# Exercise requirements:
Look through the data below, and copy each line that carries the word "hands".

═══ Material provided

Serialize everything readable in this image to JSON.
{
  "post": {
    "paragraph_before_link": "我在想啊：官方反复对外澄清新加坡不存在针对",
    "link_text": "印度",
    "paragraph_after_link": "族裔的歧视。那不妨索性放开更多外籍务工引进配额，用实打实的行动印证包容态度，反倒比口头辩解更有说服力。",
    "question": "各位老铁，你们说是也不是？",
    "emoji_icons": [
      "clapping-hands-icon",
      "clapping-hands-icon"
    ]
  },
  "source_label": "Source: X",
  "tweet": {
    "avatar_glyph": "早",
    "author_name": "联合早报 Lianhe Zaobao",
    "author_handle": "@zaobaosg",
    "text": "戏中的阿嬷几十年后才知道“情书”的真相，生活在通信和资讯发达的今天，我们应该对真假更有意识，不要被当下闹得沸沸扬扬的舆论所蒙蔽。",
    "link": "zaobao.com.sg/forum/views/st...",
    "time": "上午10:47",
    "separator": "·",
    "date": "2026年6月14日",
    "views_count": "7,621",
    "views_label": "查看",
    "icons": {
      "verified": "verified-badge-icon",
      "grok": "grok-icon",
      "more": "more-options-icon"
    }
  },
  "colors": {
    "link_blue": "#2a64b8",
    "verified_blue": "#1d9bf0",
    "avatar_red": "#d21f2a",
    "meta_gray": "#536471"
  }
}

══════

# The answer:
      "clapping-hands-icon",
      "clapping-hands-icon"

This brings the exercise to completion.